[Dataset rows describing interfaces]
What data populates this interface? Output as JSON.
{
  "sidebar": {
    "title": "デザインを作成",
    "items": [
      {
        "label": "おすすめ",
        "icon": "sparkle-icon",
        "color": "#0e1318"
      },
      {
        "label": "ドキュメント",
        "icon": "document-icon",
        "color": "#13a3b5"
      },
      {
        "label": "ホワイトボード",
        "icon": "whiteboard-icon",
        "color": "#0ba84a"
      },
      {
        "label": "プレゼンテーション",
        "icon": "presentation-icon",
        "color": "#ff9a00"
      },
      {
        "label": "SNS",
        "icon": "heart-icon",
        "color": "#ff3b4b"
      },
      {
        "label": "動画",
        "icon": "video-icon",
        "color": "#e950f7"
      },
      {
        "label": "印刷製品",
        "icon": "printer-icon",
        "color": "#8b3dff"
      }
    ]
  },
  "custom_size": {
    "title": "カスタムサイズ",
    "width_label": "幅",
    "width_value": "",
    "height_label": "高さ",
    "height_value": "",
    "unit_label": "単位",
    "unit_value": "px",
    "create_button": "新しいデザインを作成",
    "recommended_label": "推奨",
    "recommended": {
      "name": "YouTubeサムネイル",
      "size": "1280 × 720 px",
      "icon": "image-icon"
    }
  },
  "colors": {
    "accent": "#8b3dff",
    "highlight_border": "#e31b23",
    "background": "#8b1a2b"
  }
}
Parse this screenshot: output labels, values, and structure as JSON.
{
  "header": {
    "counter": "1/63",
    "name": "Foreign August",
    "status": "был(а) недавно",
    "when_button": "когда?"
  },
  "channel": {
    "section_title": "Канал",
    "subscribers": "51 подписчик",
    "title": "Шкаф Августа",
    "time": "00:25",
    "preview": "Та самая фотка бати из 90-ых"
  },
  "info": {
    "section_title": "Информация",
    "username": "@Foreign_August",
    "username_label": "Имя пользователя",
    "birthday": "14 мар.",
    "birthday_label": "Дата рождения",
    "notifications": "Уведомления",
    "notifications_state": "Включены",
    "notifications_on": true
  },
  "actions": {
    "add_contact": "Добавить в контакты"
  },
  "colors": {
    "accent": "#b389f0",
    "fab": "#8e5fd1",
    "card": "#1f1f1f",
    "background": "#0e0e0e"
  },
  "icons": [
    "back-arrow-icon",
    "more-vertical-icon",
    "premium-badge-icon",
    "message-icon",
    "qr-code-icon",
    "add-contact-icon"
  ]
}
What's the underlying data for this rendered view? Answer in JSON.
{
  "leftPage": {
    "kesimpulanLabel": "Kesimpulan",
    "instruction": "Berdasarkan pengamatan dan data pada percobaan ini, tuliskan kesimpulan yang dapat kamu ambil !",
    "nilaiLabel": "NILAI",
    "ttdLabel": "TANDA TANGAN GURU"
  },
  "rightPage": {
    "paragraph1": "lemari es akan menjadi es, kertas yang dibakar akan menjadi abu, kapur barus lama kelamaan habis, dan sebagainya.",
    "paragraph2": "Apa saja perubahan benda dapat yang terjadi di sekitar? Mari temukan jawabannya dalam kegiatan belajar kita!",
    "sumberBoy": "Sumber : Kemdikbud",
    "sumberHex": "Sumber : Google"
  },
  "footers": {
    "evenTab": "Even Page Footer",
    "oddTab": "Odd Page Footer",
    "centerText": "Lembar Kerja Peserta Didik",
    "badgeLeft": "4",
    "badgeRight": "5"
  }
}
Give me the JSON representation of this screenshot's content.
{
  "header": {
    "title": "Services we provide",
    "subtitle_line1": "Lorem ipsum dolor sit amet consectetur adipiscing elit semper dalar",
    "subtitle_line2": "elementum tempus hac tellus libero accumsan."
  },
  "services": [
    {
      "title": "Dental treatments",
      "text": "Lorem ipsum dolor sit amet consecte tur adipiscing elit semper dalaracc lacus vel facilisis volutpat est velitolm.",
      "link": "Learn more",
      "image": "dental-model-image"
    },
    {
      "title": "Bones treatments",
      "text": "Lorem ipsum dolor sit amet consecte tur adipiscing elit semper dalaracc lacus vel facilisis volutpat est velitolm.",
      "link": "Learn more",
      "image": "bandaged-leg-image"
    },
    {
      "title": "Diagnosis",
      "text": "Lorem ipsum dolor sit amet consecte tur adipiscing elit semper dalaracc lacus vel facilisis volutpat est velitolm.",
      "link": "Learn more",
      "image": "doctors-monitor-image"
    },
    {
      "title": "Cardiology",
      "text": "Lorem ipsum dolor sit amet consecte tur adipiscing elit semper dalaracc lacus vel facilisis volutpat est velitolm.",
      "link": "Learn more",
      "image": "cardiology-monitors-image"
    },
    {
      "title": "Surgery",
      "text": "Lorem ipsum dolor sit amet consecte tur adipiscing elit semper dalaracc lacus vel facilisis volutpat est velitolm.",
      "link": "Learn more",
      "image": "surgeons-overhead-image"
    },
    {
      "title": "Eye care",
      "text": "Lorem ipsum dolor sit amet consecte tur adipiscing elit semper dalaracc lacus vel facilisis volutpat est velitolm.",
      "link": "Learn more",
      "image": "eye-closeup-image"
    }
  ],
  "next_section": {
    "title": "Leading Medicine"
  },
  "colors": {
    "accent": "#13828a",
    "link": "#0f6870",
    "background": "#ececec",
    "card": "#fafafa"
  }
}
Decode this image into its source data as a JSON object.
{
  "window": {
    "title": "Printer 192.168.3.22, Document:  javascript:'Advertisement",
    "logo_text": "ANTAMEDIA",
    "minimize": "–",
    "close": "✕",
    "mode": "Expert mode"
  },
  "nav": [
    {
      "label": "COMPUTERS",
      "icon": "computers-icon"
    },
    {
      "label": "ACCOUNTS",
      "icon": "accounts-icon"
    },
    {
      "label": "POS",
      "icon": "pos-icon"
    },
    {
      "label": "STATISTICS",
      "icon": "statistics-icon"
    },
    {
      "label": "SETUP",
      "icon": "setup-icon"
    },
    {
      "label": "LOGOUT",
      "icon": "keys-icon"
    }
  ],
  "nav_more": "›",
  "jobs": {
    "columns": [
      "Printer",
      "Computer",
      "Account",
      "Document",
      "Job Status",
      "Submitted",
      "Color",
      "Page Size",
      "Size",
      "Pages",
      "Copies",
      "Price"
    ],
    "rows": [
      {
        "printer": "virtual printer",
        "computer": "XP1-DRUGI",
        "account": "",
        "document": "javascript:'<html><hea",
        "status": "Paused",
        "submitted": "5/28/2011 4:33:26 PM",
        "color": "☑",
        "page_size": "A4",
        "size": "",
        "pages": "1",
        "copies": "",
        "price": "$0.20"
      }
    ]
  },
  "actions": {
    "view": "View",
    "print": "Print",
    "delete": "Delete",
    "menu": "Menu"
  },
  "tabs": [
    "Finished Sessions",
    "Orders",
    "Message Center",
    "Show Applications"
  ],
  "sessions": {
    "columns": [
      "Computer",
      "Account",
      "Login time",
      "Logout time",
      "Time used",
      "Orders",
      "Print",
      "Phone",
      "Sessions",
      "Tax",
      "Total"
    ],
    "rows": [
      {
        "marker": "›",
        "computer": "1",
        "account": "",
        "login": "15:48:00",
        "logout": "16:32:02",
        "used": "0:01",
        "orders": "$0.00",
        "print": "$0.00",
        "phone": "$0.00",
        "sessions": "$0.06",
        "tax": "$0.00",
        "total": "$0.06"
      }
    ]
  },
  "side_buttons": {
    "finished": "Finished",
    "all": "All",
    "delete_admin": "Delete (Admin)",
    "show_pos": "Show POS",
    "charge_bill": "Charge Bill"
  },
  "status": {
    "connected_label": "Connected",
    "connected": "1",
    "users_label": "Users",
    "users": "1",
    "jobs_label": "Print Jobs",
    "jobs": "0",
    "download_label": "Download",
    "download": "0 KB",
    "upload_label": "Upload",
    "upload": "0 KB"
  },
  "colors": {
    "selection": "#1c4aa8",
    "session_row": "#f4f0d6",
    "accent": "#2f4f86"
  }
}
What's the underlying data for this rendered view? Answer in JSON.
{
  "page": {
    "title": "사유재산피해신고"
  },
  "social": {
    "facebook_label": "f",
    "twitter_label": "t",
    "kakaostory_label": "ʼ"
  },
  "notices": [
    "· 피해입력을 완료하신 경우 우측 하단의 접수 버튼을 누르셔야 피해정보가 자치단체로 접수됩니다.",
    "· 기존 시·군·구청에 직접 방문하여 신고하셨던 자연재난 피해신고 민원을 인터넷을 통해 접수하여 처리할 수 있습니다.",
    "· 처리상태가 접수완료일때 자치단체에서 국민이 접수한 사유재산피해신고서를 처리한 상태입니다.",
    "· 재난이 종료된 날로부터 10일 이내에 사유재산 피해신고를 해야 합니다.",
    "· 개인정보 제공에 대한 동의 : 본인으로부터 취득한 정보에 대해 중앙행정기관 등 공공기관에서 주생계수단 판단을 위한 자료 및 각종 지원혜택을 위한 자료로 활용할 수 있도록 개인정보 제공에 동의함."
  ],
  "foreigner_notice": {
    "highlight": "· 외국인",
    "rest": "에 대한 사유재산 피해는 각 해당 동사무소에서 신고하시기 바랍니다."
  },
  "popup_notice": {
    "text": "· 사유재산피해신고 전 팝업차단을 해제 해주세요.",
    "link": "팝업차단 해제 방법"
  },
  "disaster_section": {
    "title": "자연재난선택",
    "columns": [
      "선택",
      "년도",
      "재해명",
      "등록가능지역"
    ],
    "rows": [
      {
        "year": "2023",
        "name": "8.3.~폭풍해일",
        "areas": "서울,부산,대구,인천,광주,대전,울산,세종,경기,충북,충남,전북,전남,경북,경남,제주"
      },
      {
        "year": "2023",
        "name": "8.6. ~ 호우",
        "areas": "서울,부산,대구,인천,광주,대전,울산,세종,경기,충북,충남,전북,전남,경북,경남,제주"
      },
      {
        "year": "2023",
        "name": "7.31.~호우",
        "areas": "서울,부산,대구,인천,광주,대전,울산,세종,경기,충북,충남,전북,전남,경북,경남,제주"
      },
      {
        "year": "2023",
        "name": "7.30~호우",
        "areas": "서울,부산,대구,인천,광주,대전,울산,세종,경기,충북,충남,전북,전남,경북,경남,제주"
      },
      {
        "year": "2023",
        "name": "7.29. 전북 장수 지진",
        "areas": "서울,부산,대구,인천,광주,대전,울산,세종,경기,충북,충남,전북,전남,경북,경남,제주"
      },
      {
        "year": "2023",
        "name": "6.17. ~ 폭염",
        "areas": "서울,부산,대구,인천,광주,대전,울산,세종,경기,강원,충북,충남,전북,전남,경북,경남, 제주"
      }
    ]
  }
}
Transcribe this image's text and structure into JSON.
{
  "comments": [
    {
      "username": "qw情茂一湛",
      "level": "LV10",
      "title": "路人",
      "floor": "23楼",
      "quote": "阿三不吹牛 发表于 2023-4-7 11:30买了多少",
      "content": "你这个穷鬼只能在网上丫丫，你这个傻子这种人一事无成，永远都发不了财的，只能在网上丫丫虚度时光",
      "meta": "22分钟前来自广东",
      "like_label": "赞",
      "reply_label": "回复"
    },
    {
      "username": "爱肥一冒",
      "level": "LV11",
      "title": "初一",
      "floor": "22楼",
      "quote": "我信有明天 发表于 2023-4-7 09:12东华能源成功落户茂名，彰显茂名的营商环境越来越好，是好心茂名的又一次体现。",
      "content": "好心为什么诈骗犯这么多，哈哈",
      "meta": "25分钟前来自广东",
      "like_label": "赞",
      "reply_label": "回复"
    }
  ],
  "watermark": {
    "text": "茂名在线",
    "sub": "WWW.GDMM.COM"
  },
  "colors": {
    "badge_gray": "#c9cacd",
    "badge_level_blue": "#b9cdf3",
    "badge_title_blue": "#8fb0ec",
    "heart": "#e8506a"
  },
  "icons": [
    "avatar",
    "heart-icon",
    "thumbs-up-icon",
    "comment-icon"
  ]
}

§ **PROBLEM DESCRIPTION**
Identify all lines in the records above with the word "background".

§ **TASK ANSWER**
    "background": "#8b1a2b"
    "background": "#0e0e0e"
    "background": "#ececec",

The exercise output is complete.